If anything, these market swings have made me question momentum strategies even more. It sure looks like market prices are randomly gyrating wildly in both directions
I don't know what you're talking about, Sol. Clearly the fundamentals of the 500 largest U.S. based companies dropped dramatically (5%) over the weekend, then improved dramatically (5%) over the course of Monday morning (all the firms made a whole lot of sales of their products that morning?) and then worsened dramatically over the course of Monday afternoon (all the firms had a whole lot of returns from the morning's purchases?) and then the fundamentals significantly improved (2%) again around 3:30 (a huge afternoon productivity boost for the multinational workforce) and then worsened (2%) again around 3:50 (all those lazy workers around the world left early for the day). And then overnight the fundamentals shot way up (3%) (all those workers came back to pull all-nighters) and stayed there until around 3pm when they dramatically worsened (4%) (it turns out all that productivity from the all-nighter was wasted because everyone forgot to save their documents and accidentally kicked the power cords out from the backs of their computers all around the world). It just makes total sense.
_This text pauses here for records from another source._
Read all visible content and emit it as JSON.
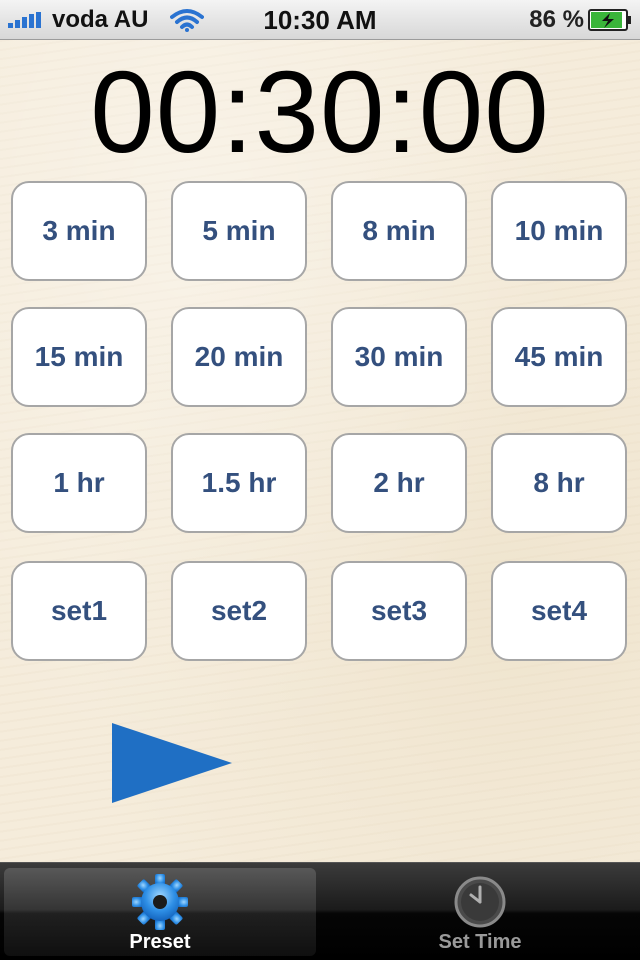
{
  "status_bar": {
    "carrier": "voda AU",
    "time": "10:30 AM",
    "battery_percent": "86 %",
    "signal_icon": "signal-bars-icon",
    "wifi_icon": "wifi-icon",
    "battery_icon": "battery-charging-icon"
  },
  "timer": {
    "display": "00:30:00"
  },
  "presets": {
    "row1": [
      "3 min",
      "5 min",
      "8 min",
      "10 min"
    ],
    "row2": [
      "15 min",
      "20 min",
      "30 min",
      "45 min"
    ],
    "row3": [
      "1 hr",
      "1.5 hr",
      "2 hr",
      "8 hr"
    ],
    "row4": [
      "set1",
      "set2",
      "set3",
      "set4"
    ]
  },
  "controls": {
    "play_icon": "play-icon",
    "play_color": "#1f6fc4"
  },
  "tab_bar": {
    "tabs": [
      {
        "label": "Preset",
        "icon": "gear-icon",
        "selected": true
      },
      {
        "label": "Set Time",
        "icon": "clock-icon",
        "selected": false
      }
    ]
  },
  "colors": {
    "button_text": "#34507e",
    "background": "#f5ecdb"
  }
}
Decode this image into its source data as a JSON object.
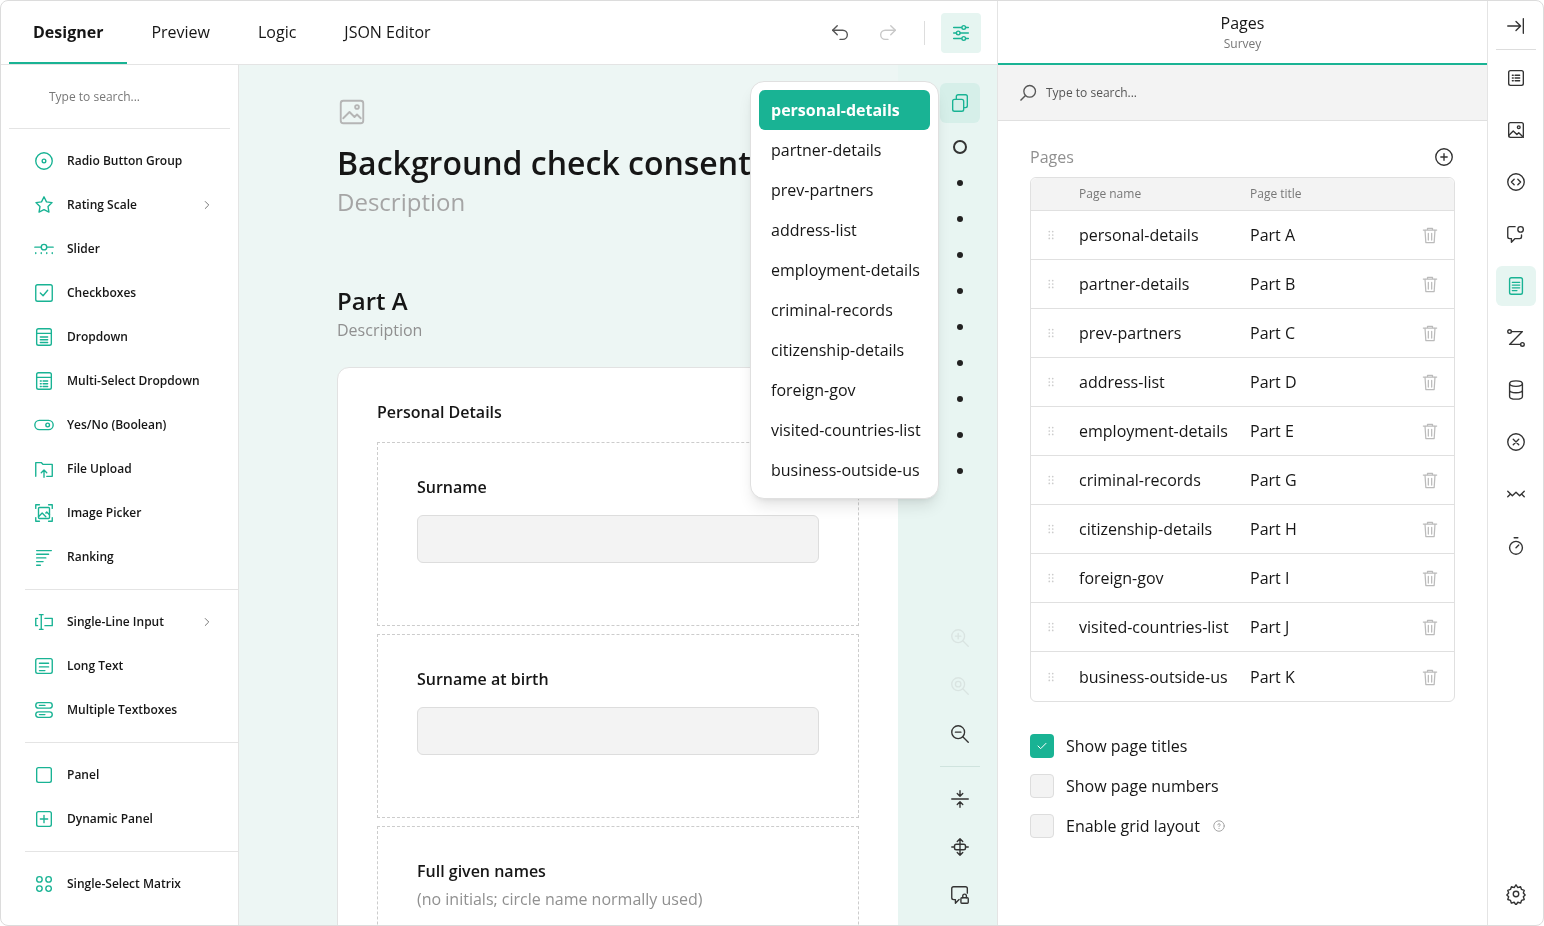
{
  "top_tabs": [
    {
      "label": "Designer",
      "selected": true
    },
    {
      "label": "Preview",
      "selected": false
    },
    {
      "label": "Logic",
      "selected": false
    },
    {
      "label": "JSON Editor",
      "selected": false
    }
  ],
  "top_actions": [
    {
      "disabled": false,
      "selected": false
    },
    {
      "disabled": true,
      "selected": false
    },
    {
      "disabled": false,
      "selected": true
    }
  ],
  "toolbox": {
    "search_placeholder": "Type to search...",
    "groups": [
      [
        {
          "label": "Radio Button Group",
          "has_submenu": false
        },
        {
          "label": "Rating Scale",
          "has_submenu": true
        },
        {
          "label": "Slider",
          "has_submenu": false
        },
        {
          "label": "Checkboxes",
          "has_submenu": false
        },
        {
          "label": "Dropdown",
          "has_submenu": false
        },
        {
          "label": "Multi-Select Dropdown",
          "has_submenu": false
        },
        {
          "label": "Yes/No (Boolean)",
          "has_submenu": false
        },
        {
          "label": "File Upload",
          "has_submenu": false
        },
        {
          "label": "Image Picker",
          "has_submenu": false
        },
        {
          "label": "Ranking",
          "has_submenu": false
        }
      ],
      [
        {
          "label": "Single-Line Input",
          "has_submenu": true
        },
        {
          "label": "Long Text",
          "has_submenu": false
        },
        {
          "label": "Multiple Textboxes",
          "has_submenu": false
        }
      ],
      [
        {
          "label": "Panel",
          "has_submenu": false
        },
        {
          "label": "Dynamic Panel",
          "has_submenu": false
        }
      ],
      [
        {
          "label": "Single-Select Matrix",
          "has_submenu": false
        }
      ]
    ]
  },
  "survey": {
    "title": "Background check consent",
    "description": "Description",
    "page_title": "Part A",
    "page_description": "Description",
    "panel": {
      "title": "Personal Details",
      "questions": [
        {
          "title": "Surname",
          "has_input": true
        },
        {
          "title": "Surname at birth",
          "has_input": true
        },
        {
          "title": "Full given names",
          "description": "(no initials; circle name normally used)"
        }
      ]
    }
  },
  "page_list_popup": [
    {
      "label": "personal-details",
      "selected": true
    },
    {
      "label": "partner-details",
      "selected": false
    },
    {
      "label": "prev-partners",
      "selected": false
    },
    {
      "label": "address-list",
      "selected": false
    },
    {
      "label": "employment-details",
      "selected": false
    },
    {
      "label": "criminal-records",
      "selected": false
    },
    {
      "label": "citizenship-details",
      "selected": false
    },
    {
      "label": "foreign-gov",
      "selected": false
    },
    {
      "label": "visited-countries-list",
      "selected": false
    },
    {
      "label": "business-outside-us",
      "selected": false
    }
  ],
  "page_navigator": [
    {
      "selected": true
    },
    {
      "selected": false
    },
    {
      "selected": false
    },
    {
      "selected": false
    },
    {
      "selected": false
    },
    {
      "selected": false
    },
    {
      "selected": false
    },
    {
      "selected": false
    },
    {
      "selected": false
    },
    {
      "selected": false
    }
  ],
  "canvas_tools": [
    {
      "disabled": true
    },
    {
      "disabled": true
    },
    {
      "disabled": false
    },
    {
      "disabled": false
    },
    {
      "disabled": false
    },
    {
      "disabled": false
    }
  ],
  "property_grid": {
    "title": "Pages",
    "subtitle": "Survey",
    "search_placeholder": "Type to search...",
    "section_title": "Pages",
    "columns": [
      "Page name",
      "Page title"
    ],
    "rows": [
      {
        "name": "personal-details",
        "title": "Part A"
      },
      {
        "name": "partner-details",
        "title": "Part B"
      },
      {
        "name": "prev-partners",
        "title": "Part C"
      },
      {
        "name": "address-list",
        "title": "Part D"
      },
      {
        "name": "employment-details",
        "title": "Part E"
      },
      {
        "name": "criminal-records",
        "title": "Part G"
      },
      {
        "name": "citizenship-details",
        "title": "Part H"
      },
      {
        "name": "foreign-gov",
        "title": "Part I"
      },
      {
        "name": "visited-countries-list",
        "title": "Part J"
      },
      {
        "name": "business-outside-us",
        "title": "Part K"
      }
    ],
    "options": [
      {
        "label": "Show page titles",
        "checked": true
      },
      {
        "label": "Show page numbers",
        "checked": false
      },
      {
        "label": "Enable grid layout",
        "checked": false,
        "has_help": true
      }
    ]
  },
  "side_tabs": [
    {
      "selected": false
    },
    {
      "selected": false
    },
    {
      "selected": false
    },
    {
      "selected": false
    },
    {
      "selected": true
    },
    {
      "selected": false
    },
    {
      "selected": false
    },
    {
      "selected": false
    },
    {
      "selected": false
    },
    {
      "selected": false
    }
  ]
}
Momentum is partly predicated on irrational human behavior and groupthink.
The past few days have only served to strengthen the compelling arguments supporting Dual Momentum.
Efficient and rational markets? Lol
Arguing that the market is inefficient as you have done here Forummm is supportive of the central thesis of momentum investing, and counter to the random walk theory from which buy and hold indexing is originated.
And don't take my word for it. Take Sol's. Here is his quote from 8/22 in another thread.
"Quote from: Pooperman on August 22, 2015, 10:05:22 AM
If markets were rational, there would never be sales or spikes.
I'm not so sure about this. People always talk about the 2000 tech bubble/crash as an obvious example of irrational markets, but it seemed to make perfect sense at the time. Prices are based on people's expectations of future profits, so when expectations change prices change. Expectations can change for all sorts of reasons.
Last month, the prevailing view in the financial pages was that megacorp tech firms were dominating the markets because they are so insanely profitable. Apple is worth more than Exxon/Mobil but it has 200 billion in cash and a P/E of only 13, so it must still be a good value, right? Fast forward a month and China devalues their currency and Iran is dumping oil during a glut and the fed is raising interest rates, and suddenly everyone's expectations for the future are not so rosy anymore.
Nothing really changed over that month other than how people think the future will unfold, given some new information. It seems perfectly rational to me for people one month ago to expect Apple and Google and Amazon and Facebook to continue to mint their own money. It also seems perfectly rational to me for people today to think profits will mean-revert. A 10% price swing on those rational expectations doesn't strike me as anything freakishly unusual."